• [EXERCISE DETAILS] Collect from the data below each line with "JSON".

• [GIVEN DATA]
------
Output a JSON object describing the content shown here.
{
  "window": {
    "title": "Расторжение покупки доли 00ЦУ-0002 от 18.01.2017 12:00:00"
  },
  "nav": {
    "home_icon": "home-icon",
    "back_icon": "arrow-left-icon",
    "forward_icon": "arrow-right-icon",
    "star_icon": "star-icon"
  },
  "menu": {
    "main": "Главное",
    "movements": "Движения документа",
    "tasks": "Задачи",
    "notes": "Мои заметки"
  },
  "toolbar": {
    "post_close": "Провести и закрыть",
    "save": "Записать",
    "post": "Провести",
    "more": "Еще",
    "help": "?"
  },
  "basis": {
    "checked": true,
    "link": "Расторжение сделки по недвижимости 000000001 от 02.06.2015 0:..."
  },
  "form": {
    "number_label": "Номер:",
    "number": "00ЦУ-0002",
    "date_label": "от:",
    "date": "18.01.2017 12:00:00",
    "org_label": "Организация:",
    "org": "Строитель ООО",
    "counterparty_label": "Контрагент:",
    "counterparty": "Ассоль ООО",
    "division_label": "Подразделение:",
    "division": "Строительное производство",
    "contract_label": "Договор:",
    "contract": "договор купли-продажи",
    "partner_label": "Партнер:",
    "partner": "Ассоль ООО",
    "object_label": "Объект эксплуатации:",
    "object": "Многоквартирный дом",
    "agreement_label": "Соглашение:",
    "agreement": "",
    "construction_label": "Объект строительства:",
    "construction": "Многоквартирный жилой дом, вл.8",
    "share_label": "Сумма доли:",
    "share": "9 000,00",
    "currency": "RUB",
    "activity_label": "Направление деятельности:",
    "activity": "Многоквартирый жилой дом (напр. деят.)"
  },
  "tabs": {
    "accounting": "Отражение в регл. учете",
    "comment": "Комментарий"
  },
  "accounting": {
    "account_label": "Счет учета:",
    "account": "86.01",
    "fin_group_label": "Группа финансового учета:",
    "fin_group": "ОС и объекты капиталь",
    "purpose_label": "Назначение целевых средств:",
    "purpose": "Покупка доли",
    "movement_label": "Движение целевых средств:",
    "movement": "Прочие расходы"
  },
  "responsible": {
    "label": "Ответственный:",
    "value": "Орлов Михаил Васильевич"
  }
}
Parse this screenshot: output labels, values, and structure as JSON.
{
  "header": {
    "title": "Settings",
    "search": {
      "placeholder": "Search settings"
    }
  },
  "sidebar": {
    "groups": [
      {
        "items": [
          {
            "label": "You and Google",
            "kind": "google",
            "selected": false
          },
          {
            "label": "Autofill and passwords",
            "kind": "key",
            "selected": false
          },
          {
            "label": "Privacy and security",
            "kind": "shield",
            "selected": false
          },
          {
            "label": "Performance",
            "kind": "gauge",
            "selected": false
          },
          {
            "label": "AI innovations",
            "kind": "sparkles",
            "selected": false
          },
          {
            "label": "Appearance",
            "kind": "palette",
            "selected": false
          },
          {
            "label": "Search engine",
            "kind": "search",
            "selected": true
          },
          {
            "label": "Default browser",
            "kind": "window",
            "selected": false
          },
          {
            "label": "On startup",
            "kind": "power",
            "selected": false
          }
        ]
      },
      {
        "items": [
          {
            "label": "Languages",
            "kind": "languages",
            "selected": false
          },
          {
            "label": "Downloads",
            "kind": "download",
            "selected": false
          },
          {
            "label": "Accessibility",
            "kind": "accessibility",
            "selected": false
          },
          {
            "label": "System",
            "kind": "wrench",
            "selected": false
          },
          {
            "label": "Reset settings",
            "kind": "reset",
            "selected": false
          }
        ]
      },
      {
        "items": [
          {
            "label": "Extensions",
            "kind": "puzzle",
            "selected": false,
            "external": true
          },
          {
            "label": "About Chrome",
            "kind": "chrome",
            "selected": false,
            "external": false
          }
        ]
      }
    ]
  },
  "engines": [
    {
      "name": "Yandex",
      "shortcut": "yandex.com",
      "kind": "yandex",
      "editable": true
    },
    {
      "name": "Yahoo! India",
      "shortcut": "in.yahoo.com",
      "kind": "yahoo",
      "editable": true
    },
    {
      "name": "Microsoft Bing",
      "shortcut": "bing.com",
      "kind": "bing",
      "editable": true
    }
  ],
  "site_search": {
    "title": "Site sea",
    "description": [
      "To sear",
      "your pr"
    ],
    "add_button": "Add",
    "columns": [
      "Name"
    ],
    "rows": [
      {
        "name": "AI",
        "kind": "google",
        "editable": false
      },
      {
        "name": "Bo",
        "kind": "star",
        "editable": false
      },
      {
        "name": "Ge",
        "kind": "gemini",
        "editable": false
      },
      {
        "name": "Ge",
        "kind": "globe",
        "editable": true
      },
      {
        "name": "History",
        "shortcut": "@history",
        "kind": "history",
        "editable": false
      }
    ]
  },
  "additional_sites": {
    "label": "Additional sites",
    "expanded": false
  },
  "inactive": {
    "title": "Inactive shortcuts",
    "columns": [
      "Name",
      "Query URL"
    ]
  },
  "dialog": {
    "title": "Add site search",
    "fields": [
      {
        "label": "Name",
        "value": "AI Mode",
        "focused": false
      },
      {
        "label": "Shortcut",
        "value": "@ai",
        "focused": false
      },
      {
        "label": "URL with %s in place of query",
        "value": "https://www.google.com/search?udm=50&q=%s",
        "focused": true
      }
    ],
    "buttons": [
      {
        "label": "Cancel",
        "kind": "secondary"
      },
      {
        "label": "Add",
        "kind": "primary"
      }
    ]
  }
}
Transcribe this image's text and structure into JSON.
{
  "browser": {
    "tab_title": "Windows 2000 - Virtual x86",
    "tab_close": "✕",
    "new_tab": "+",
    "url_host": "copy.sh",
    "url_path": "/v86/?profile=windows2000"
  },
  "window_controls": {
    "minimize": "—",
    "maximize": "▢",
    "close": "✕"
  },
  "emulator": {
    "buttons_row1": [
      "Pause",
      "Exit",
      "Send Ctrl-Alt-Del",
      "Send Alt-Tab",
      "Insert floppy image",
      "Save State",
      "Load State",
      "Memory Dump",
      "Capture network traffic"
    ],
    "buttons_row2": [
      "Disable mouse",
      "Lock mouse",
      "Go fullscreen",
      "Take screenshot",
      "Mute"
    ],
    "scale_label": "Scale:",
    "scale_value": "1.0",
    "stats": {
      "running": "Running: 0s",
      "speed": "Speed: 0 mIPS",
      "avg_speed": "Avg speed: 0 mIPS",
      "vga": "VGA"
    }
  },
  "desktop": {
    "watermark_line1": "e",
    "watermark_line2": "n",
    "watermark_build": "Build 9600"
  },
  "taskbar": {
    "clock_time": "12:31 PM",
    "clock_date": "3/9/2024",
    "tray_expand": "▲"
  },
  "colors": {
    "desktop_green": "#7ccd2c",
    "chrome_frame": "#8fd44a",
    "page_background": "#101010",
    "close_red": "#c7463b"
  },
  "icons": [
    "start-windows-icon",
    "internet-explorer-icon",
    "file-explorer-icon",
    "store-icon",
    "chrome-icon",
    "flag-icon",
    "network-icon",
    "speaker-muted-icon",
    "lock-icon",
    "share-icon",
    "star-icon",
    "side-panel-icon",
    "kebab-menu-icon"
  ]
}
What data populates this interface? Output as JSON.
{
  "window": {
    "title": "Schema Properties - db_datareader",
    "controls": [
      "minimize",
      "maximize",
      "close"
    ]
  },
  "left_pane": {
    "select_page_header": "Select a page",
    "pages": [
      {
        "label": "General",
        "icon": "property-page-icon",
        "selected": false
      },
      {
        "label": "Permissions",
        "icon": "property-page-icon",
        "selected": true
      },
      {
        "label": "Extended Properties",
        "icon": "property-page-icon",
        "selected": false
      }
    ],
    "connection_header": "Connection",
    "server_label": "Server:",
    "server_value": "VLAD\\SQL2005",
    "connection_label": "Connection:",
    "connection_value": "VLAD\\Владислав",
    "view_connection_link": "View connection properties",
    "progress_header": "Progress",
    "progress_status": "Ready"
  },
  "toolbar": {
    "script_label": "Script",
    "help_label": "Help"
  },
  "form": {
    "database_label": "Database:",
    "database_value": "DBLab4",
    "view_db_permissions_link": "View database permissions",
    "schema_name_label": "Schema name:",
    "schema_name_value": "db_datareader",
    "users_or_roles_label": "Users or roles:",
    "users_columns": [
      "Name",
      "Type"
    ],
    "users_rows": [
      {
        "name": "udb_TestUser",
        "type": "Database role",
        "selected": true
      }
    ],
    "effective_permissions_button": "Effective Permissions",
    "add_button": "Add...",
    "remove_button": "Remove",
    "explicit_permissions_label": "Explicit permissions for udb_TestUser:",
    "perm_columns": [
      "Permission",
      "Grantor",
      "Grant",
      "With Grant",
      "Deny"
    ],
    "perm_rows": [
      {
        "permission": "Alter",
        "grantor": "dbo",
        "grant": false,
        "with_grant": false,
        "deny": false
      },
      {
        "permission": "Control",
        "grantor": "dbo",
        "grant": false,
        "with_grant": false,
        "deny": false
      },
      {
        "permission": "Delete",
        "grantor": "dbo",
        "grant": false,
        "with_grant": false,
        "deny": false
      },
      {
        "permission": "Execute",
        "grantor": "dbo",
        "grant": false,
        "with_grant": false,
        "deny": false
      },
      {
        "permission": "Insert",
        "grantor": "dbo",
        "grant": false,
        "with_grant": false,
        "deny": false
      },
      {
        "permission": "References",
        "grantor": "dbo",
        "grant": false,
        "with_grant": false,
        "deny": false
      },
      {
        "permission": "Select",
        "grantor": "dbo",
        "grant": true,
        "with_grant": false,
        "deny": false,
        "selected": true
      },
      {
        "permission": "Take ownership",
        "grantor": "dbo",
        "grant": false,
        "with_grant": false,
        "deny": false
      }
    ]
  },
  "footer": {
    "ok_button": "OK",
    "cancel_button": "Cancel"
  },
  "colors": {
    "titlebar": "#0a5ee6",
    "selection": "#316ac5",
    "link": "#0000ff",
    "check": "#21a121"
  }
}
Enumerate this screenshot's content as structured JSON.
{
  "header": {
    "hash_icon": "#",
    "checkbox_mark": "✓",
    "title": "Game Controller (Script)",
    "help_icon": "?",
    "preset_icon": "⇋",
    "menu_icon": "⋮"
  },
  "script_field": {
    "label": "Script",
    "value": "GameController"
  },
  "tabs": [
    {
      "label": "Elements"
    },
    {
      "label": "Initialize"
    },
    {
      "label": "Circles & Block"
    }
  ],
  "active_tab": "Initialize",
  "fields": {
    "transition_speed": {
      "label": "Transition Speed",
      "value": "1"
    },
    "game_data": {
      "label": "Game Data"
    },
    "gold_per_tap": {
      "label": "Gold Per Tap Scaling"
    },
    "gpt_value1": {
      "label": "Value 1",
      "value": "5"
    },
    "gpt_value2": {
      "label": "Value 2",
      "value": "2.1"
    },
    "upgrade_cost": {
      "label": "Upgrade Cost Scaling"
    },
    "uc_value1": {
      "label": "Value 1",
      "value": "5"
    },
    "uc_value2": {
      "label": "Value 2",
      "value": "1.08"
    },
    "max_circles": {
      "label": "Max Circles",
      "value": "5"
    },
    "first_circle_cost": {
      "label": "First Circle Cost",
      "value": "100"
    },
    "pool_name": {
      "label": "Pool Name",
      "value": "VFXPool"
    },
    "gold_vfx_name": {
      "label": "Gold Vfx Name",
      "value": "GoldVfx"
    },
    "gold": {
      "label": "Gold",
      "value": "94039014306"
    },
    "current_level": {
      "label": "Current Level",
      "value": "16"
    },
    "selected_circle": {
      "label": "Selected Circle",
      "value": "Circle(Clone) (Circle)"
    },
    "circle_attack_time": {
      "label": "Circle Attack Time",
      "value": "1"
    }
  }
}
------
• [SOLUTION FOR THIS TASK]
Output a JSON object describing the content shown here.
Parse this screenshot: output labels, values, and structure as JSON.
Transcribe this image's text and structure into JSON.
What data populates this interface? Output as JSON.
Enumerate this screenshot's content as structured JSON.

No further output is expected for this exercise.